by Wilfred Okiche
The 38th edition of the monthly Afropolitan Vibes, perhaps Lagos’ premiere music concert featured live performances from pop superstar Sean Tizzle, Internet sensation Niki Tall (Oyinbo boy) and the 13 piece Bantu collective led by Ade Bantu, who also doubles as convener of the event.
Held on Friday 17, June 2016 at Freedom Park, Lagos Island, the Bantu band was as generous as usual, throwing the crowd into fits with familiar anthems like Lagos Jump. Niki Tall worked hard and the audience bought into his infectious charm. It helped also that he performed songs that were familiar to the audience; think Oritsefemi’s Double Wahala and 9ice’s Gongo Aso. Niki Tall’s entire career may be built on a gimmick- white boy singing Nigerian pop songs with all the enthusiasm of their original composers- but in Lagos, Nigeria, for obvious reasons that may hearken back to colonial era Nigeria, that particular gimmick never fails to work.
Sean Tizzle breezed through crowd favourites like Perfect gentleman and Loke Loke before rounding off with his biggest hit Sho Lee. As the biggest and most mainstream star of the bunch, Tizzle received top billing and closed out the show. While Mr Tizzle, Niki Tall and even Bantu were mostly capable performers, if there was an undisputed star of the night, responsible for taking proceedings to that heightened and famed next level, it was the improbably named juju singer, St. Janet.

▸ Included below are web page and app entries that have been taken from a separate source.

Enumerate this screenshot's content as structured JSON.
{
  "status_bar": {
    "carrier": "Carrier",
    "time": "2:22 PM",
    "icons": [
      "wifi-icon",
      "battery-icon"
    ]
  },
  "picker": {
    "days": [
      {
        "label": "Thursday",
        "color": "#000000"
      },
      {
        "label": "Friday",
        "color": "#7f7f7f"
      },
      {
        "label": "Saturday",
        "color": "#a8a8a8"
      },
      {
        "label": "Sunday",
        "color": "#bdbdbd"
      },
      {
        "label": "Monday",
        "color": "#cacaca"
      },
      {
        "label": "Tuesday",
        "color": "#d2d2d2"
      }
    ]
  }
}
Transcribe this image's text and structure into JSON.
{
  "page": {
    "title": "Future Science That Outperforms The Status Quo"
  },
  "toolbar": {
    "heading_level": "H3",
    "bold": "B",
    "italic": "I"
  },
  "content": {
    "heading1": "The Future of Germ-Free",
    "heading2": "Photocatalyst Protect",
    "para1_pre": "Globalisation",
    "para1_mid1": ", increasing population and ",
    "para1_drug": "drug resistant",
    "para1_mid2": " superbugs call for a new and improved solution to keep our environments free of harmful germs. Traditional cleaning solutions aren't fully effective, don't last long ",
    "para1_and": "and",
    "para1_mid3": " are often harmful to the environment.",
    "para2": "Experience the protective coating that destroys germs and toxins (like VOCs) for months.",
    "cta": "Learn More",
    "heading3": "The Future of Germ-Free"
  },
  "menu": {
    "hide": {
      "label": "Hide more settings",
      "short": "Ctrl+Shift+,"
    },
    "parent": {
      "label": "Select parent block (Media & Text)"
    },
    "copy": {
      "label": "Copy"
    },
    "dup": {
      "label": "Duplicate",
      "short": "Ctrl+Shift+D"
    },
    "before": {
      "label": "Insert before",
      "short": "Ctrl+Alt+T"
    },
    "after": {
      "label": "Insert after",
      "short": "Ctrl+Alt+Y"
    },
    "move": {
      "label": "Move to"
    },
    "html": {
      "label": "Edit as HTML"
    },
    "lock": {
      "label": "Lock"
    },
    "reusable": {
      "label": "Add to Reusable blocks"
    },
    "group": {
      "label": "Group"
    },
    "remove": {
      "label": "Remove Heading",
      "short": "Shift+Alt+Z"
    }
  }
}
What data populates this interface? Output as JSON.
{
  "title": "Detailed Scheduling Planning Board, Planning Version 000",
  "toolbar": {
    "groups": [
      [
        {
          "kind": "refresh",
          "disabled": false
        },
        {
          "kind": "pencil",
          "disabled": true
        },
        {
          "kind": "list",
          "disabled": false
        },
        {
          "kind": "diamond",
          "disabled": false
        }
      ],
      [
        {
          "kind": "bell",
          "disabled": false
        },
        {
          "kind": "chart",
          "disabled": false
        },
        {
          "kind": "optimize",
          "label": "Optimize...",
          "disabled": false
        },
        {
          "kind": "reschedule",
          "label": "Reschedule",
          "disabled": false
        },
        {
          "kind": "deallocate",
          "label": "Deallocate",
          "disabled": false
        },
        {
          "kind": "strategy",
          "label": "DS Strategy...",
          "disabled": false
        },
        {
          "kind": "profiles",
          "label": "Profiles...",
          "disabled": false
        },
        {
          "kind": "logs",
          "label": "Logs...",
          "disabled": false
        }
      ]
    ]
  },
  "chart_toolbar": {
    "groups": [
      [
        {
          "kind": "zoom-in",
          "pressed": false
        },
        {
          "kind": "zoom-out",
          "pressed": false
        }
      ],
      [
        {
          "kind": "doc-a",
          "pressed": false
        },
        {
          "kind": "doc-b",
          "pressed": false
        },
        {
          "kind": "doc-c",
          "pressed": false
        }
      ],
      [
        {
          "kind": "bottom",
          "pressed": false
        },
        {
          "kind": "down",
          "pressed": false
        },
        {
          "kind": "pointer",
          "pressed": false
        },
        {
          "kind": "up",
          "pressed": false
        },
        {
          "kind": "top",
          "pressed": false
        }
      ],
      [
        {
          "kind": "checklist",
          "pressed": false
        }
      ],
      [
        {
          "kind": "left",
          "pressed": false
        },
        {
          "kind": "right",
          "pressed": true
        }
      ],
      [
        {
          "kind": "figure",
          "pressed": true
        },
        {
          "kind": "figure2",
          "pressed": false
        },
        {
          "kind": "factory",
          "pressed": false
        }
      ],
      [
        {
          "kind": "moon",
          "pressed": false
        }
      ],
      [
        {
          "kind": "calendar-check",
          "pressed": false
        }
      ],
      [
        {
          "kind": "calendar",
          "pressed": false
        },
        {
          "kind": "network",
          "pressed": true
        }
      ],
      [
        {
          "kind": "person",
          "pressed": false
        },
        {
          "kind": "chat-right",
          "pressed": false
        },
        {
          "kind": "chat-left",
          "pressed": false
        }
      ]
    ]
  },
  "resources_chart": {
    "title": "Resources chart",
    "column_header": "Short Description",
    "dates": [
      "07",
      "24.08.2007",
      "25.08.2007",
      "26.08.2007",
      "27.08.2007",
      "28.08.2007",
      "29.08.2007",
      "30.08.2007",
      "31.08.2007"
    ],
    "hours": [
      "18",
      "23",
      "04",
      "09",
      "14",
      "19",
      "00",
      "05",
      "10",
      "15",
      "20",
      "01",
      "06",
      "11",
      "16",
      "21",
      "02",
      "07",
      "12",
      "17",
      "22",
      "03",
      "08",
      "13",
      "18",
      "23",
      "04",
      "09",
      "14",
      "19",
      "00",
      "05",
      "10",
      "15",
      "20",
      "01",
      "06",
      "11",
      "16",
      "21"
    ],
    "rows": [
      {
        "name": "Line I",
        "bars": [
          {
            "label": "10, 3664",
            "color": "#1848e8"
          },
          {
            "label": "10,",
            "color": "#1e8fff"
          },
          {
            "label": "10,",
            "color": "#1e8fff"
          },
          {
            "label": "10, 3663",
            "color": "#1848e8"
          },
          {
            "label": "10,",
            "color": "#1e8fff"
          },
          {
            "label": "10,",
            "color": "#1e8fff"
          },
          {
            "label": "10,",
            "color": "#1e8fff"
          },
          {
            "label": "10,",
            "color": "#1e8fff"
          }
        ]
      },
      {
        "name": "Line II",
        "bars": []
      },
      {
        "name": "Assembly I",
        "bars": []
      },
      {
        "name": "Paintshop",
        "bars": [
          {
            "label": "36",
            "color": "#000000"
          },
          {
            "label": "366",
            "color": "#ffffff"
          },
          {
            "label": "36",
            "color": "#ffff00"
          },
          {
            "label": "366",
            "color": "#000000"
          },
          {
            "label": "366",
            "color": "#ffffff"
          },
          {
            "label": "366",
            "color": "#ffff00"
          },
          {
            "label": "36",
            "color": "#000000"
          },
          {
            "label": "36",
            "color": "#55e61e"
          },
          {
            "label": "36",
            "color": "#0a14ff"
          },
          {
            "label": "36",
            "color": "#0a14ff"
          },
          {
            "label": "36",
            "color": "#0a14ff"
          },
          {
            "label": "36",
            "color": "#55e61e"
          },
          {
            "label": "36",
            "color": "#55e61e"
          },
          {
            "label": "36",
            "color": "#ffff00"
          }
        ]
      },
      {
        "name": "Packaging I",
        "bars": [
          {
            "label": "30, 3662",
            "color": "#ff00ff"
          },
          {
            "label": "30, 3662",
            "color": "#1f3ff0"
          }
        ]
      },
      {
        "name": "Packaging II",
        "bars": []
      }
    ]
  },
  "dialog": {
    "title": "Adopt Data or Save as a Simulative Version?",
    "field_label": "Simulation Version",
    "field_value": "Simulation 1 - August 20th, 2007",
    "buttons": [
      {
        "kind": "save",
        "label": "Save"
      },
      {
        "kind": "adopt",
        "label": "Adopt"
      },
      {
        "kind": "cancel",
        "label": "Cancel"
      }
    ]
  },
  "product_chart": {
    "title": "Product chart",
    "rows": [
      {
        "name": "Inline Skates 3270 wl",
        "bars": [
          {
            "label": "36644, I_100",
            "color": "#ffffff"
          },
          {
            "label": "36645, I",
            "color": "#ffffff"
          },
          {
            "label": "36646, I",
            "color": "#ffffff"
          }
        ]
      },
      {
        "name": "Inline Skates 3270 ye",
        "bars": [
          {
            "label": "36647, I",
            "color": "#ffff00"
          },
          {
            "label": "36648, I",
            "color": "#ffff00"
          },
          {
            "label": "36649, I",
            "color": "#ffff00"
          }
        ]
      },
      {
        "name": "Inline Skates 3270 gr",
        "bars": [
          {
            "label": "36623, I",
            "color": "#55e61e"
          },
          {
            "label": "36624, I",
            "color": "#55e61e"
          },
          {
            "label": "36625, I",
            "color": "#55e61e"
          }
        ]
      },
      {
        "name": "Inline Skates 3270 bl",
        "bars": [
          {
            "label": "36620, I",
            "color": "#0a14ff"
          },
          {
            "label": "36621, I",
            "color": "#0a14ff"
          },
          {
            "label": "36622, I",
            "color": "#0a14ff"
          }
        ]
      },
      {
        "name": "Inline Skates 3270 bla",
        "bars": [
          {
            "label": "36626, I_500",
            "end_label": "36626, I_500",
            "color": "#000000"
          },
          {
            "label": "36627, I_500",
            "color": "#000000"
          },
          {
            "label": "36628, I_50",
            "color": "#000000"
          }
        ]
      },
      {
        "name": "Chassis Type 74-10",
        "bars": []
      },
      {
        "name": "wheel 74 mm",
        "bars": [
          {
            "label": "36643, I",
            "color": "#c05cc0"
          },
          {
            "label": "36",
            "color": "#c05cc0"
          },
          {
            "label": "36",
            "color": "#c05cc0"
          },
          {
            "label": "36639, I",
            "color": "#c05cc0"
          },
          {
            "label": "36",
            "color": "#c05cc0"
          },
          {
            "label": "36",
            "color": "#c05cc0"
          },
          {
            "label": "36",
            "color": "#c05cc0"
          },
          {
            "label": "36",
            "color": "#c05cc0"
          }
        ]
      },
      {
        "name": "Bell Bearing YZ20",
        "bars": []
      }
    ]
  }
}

Not many may have expected this to happen but then again, true Afropolitan Vibes faithful know by now that the Freedom Park stage is the ultimate leveller. Time and time again, it has been thye case that when current hot property is stacked against industry veteran, it is the later that almost always emerges victorious. Contemporary acts still struggle with the concept of performing live and naked, backed only by Bantu’s excellent band and more times than not, this shortcoming manifests itself in the performances.
St. Janet may not yet have approached industry veteran status; she only came to prominence a little under a decade ago when she scandalised audiences with her unusual, raunchy brand of salty juju. But as she proved Friday, with her tacky yet thoroughly enjoyable performance, her ministry is going to be around for a long, long time.
Real names Omotoyosi Kayode Iyun, St. Janet was instantly an anomaly and a bag of contradictions all at once. Raised in the church like many a gospel artistes, St. Janet left her white garment origins and toiled under Los Kenge, a popular Abeokuta based artiste before striking out solo, with the blessings of her husband she claims.
Her lewd lyrics and bawdy let-it-all-out-there performances quickly garnered notoriety and at some point even the Lagos State House of Assembly once held a session where they debated banning her music from public institutions. St. Janet became public enemy number 1 and her album was promptly banned from the airwaves. Reuben Abati, at the height of his newspaper column days, once wrote a mild rebuke, denouncing her evil, evil ways and her pious colleagues professed to keep her damned soul in their prayers.
With her team of enthusiastic back up dancers who represent the brand to a tee, St. Janet proved in the space of a few minutes why she has managed to weather all these storms with nary a dent to her career. Her subject matter may serve as counter programming to society’s mainstream prudish pretensions but even more than that, the truth is that St. Janet is a firebrand live performer.
It matters little whether you speak a lick of Yoruba, are a Juju music lover, have heard any of her tunes before or give a hoot about her artistry. St. Janet bravely faced down the crowd that gathered to watch her perform and by the end, had undoubtedly converted more souls to the cathedral of St. Bottles, where she presides as General Overseer.
St. Janet’s set started inauspiciously enough as she found a way into the ears and minds of her audience. Flirting on the edge of tacky, her music, alive and throbbing with heavy percussion notes, carried far into the night. Her voice, sonorous, without being over the top was clear and controlled as she sang mischievously of smelly pubes, transactional sex and sticking it in hard.
By the time her energetic dancers, came on,- all wriggling bodies and come hither poses,- the entire act had descended into some seedy version of a fevered dream. It was wonderful, the spectacle. Trumpets blared, saxophones yelled and bottoms jiggled. At the centre of this worship session was St. Janet, in calm control one minute, joining her dancers for a quick choreographed run the next. Clearly the moves of a performer who takes her stage craft seriously.
Not one to judge, St. Janet came for both righteous and the sinners alike. New converts mingled shamelessly with die-hard fans and for the entire duration of her set, the grounds of Freedom Park was converted to an out station of the St. Bottles cathedral.
See video here:
This post was first published in 360nobs.com